Many people don't know as much about capital gains taxes as they think they do. What you're selling, how long you've owned it, and your total income all factor into how much capital gains tax you need to pay. As the year draws to a close, it's a good idea to review capital gains taxes. If you profit from selling a capital asset, such as stocks or real estate, you will likely need to pay capital gains tax. Here are ten things you should know about this type of tax:
You Must Sell an Asset to Know About a Capital Gain or Loss
Selling shares in your favorite company because you think that the stock price will rise before earnings are reported does not entitle you to a capital gain or loss. You only realize such a gain or loss if you actually sell your shares at a higher price than what you paid for them. The sale is important because it means giving up ownership of the asset and receiving cash, property, goods, or services in return. You have a capital gain if you sell the asset for more than your tax basis (the amount you paid for it, including any costs associated with buying and selling the asset). And you have a capital loss if you sell it for less than your tax basis. Only then can you claim some or all of that loss on your income tax return.
Capital Gain Is Taxed Differently Than Your Other Income
Like most people, much of the money you earn comes from your salary or hourly wage (ordinary income). This means that it is taxed at a similar rate to all others in your tax bracket, subject to various rules and limits. However, capital gains are taxed differently. They are subject to a special tax rate with fixed brackets, which is usually lower than your ordinary income tax rate. Your capital gain may also be shielded by other provisions available only to capital gains, such as the 0% and 15% rates for most long-term gains (more on that later).
You Report Capital Gains on Schedule D Of Your Tax Return
Schedule D reports your total taxable gains and losses from the sale of capital assets (stocks, real estate, collections, or other property that is not inventory) during the year. It also records the cumulative amount of these transactions since you started reporting them over the years. Some or all of your capital gains may be subject to the 0% and 15% rates for long-term gains. If these lower rates apply, they will reduce your taxable income for this year and shield your investment income from being taxed at a higher rate.
Capital Loss Offsets Capital Gain
If you have a net capital loss after offsetting it with capital gains, you can deduct up to $3,000 of such loss from your ordinary income. The remainder is carried over and applied to next year's capital gains and unallowed losses from previous years.
There Are Two Types of Capital Gains: Short-Term and Long-Term
Short-term capital gain (or loss) applies to assets that were held for one year or less before you sold them. This includes all property other than collectibles and specific depreciated real estate (such as land). Short-term gains are considered ordinary income and taxed at your marginal tax rate, which is the rate you pay on the last dollar you earn each year.
Long-term capital gain (or loss) applies to assets you held for more than one year before selling them.

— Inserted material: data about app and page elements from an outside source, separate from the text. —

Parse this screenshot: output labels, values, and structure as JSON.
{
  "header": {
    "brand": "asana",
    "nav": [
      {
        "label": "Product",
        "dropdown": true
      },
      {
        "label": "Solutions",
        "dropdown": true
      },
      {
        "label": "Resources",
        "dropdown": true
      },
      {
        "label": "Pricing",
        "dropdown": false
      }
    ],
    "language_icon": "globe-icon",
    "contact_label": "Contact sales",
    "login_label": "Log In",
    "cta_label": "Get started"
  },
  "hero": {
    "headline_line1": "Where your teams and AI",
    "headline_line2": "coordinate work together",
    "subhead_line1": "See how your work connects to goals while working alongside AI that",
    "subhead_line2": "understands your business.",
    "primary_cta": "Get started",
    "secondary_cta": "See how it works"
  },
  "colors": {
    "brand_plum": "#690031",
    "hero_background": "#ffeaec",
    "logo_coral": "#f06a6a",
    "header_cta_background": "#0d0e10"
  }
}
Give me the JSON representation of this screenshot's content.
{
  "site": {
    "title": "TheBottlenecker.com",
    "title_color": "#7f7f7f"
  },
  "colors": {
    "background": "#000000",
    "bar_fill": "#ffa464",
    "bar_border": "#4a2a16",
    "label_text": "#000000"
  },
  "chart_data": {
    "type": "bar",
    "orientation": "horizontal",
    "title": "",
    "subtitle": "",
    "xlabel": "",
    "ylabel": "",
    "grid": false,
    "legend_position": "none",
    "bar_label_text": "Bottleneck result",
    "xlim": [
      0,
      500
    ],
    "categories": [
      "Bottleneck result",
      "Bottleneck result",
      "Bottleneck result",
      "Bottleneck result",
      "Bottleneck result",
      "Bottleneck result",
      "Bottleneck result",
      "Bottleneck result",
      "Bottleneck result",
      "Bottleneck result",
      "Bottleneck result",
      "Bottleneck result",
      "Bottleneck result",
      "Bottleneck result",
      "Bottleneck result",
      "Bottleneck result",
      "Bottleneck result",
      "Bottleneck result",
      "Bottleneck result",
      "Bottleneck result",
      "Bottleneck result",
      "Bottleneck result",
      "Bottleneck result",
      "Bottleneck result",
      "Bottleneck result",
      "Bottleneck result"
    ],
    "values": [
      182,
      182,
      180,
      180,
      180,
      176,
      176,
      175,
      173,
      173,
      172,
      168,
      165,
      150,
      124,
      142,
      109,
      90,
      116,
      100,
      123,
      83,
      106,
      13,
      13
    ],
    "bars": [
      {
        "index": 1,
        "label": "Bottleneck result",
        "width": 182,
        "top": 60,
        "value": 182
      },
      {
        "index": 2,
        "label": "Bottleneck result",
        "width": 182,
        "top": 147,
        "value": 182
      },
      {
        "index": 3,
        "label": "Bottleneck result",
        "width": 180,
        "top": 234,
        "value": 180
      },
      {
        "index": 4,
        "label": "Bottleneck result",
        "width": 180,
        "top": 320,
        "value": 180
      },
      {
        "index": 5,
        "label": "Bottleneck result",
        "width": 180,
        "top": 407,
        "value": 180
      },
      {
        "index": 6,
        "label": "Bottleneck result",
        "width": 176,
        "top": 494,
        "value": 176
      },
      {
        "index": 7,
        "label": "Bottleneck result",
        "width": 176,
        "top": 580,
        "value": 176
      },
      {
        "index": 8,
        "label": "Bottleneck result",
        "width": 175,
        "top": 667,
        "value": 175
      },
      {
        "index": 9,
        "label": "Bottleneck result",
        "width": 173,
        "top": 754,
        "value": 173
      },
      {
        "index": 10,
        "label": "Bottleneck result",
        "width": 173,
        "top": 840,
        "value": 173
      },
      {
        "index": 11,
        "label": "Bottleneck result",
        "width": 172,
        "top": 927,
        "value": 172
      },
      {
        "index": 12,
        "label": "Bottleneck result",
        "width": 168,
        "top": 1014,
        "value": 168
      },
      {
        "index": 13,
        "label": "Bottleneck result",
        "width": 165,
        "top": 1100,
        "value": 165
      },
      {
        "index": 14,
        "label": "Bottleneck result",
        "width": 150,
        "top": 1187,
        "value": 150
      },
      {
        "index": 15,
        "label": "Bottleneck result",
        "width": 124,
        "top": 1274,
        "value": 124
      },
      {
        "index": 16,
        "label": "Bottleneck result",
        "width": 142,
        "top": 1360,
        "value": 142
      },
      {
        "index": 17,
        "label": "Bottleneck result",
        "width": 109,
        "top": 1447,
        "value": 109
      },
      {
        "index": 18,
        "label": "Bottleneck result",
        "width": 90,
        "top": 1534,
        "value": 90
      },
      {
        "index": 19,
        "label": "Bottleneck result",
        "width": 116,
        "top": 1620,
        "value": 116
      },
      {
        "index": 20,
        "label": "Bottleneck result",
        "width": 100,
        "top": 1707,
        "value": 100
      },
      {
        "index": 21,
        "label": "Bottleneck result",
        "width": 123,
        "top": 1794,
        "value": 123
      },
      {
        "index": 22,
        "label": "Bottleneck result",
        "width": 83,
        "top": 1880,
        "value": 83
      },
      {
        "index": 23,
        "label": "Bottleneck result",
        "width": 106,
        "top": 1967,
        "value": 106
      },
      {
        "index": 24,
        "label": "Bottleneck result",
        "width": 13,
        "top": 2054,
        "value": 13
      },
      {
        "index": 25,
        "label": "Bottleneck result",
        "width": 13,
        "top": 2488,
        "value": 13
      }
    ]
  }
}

Collectibles depreciated real estate and other properties are also considered long-term if they are held for more than a year. The tax rate is either 0%, 15%, or 20% for these investments. Long-term gains on most other assets are taxed at a special rate of 0% and 15%, except for those held in tax-deferred accounts. These include:
If you're in the 10%- or 15%-income tax bracket, then your long-term capital gain is capped at this lower rate. If you're not entitled to the full benefit of the 0% and 15% rates, then your taxes on these investments may be higher.
You Have to Report All Capital Gains, Even Those You Do Not Receive Cash For
You must include a total taxable amount for any property "returned" to you. This happens when your broker initiates a margin call -- basically, it's a demand for additional funds to meet minimum margin requirements. You must also report the return of property that you deposited as collateral.
Capital Losses Offset Ordinary Income Up To $3,000 Each Year
If you have more capital gains tax than capital losses, any excess gains are considered long-term if you held your assets for more than one year. You can offset this amount with capital losses on other investments, up to a maximum of $3,000 each year.
There Are Some Exceptions to The Rules About Long-Term Gains
Additional tax breaks for certain types of assets allow you to avoid paying ordinary income tax rates on your capital gains. These include:
The first two of these limitations apply to gains from real estate, and the third applies to both the rental property and business capital. You must have held your securities for more than a year for them to qualify as long-term gains. The holding period is one year for many joint investments such as stocks and mutual funds. However, if you purchased the asset on any day other than the date of sale, then you need to hold it for more than a year. The clock starts the day after you acquired the security, not when you paid for it.
Remember to consider capital gains tax before making investment choices rather than simply after realized. Before investing, you should know the kind of investment, the holding period, and the tax consequences. By understanding where and how your earnings are derived, you can maximize your profits while minimizing your tax liability and increasing your profits.